Wisconsin’s family medical leave law provided what is considered a common benefit today for employees at medium to large companies – the ability to take unpaid time off for a major medical situation, to care for a newborn child or to care for a sick spouse or parent, without the fear of losing one’s job.
A few years after Governor Thompson brought this reform to Wisconsin the federal government followed suit. Fresh off his first inauguration, President Bill Clinton signed the federal Family and Medical Leave Act of 1993 on February 5, 1993. The federal law created a very similar mandate for medium to large employers nationwide to provide unpaid time off for employees facing serious medical situations personally or in their families, or to care for a new child.
Certainly, family medical leave has value for employees and employers alike. Having a happy and healthy workforce is an essential component of a productive and profitable company. In cases such as caring for a newborn child, an ill parent or a spouse with a serious medical condition, no one thinks twice anymore about temporary leave from work being appropriate. Unfortunately, because Wisconsin’s family medical leave law was signed before the federal version, there are discrepancies between the two that make compliance at times difficult. For instance, the federal law allows an employer to decide which calendar to use when computing leave benefits – a calendar year, fixed year, or rolling year 12-month period, versus the state law which demands the calendar year be used. Another instance is what type of paid leave substitution may be available.
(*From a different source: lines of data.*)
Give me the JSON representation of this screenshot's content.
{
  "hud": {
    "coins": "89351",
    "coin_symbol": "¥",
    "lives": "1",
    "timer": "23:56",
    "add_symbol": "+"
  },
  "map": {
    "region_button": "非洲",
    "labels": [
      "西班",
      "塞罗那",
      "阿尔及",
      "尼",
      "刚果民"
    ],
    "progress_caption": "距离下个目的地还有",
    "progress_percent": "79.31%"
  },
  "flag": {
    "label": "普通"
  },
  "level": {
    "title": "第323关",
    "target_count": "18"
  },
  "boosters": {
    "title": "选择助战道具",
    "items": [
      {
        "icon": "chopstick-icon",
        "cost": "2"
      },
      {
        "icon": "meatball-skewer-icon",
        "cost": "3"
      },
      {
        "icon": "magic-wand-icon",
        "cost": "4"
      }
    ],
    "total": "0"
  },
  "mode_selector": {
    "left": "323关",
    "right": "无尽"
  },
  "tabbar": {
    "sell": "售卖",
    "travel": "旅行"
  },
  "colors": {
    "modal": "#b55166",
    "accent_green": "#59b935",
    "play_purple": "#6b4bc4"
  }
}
In total, there are more than a dozen instances when the federal and state laws simply do not line up. This makes compliance difficult and sometimes very burdensome on employers, particularly for those operating in multiple states and having to use two different sets of rules; one for their Wisconsin employees and one for those in the rest of the country. Complicating matters further are a very small percentage of workers who have figured out how to abuse the systems in order to stack both federal and state leave on top of each other, or who consistently have a “serious medical condition” every Friday.
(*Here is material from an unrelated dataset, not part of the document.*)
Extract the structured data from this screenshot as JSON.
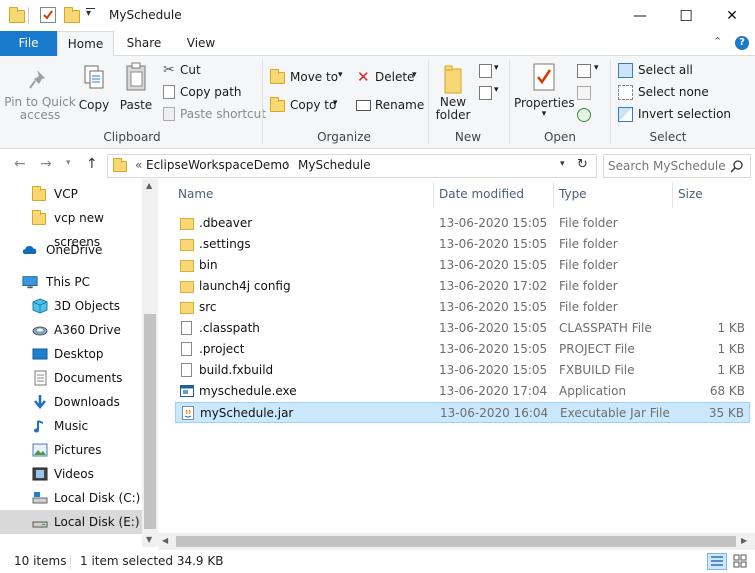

Wisconsin Manufacturers & Commerce has heard from employers throughout Wisconsin, large and small, about the burden this duplicative law causes for human resource departments. In response, WMC is working on a legislative reform package to federalize our law. Doing so will not only reduce employment red tape, but it will bring fairness to the system.
In addition to family medical leave, we are pursuing reforms of several other human resource laws to better align our employment laws with federal requirements. A few examples of where we would like the state to adopt the federal standards include the definition of work time, the federal standard of time-keeping, the definition of loss, theft and damage, and adopting the federal provisions relating to the discipline of exempt employees.
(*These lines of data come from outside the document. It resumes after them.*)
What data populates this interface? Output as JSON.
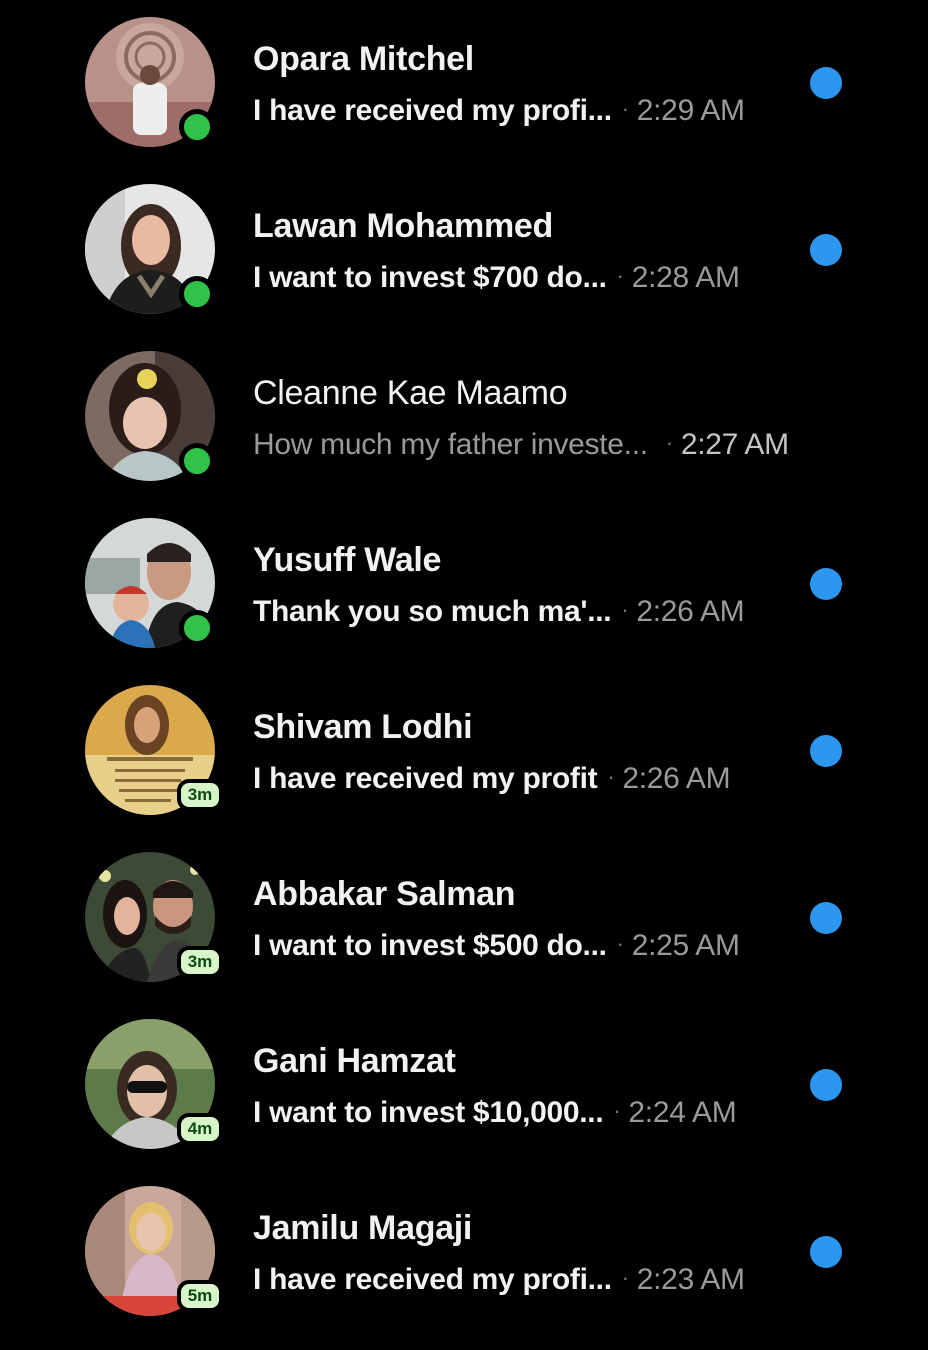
{
  "colors": {
    "background": "#000000",
    "online": "#31c24a",
    "unread_dot": "#2d97f0",
    "badge_bg": "#d8f5c9",
    "badge_text": "#0b4a13"
  },
  "conversations": [
    {
      "name": "Opara Mitchel",
      "preview": "I have received my profi...",
      "time": "2:29 AM",
      "unread": true,
      "status": "online",
      "badge": ""
    },
    {
      "name": "Lawan Mohammed",
      "preview": "I want to invest $700 do...",
      "time": "2:28 AM",
      "unread": true,
      "status": "online",
      "badge": ""
    },
    {
      "name": "Cleanne Kae Maamo",
      "preview": "How much my father investe...",
      "time": "2:27 AM",
      "unread": false,
      "status": "online",
      "badge": ""
    },
    {
      "name": "Yusuff Wale",
      "preview": "Thank you so much ma'...",
      "time": "2:26 AM",
      "unread": true,
      "status": "online",
      "badge": ""
    },
    {
      "name": "Shivam Lodhi",
      "preview": "I have received my profit",
      "time": "2:26 AM",
      "unread": true,
      "status": "away",
      "badge": "3m"
    },
    {
      "name": "Abbakar Salman",
      "preview": "I want to invest $500 do...",
      "time": "2:25 AM",
      "unread": true,
      "status": "away",
      "badge": "3m"
    },
    {
      "name": "Gani Hamzat",
      "preview": "I want to invest $10,000...",
      "time": "2:24 AM",
      "unread": true,
      "status": "away",
      "badge": "4m"
    },
    {
      "name": "Jamilu Magaji",
      "preview": "I have received my profi...",
      "time": "2:23 AM",
      "unread": true,
      "status": "away",
      "badge": "5m"
    }
  ]
}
Taken together, the family medical leave update and human resource law reforms will break down employment red tape while preserving the protections employees have come to know and depend on.
By Chris Reader, WMC Director of Health & Human Resources Policy
Follow Chris on Twitter @ReaderWMC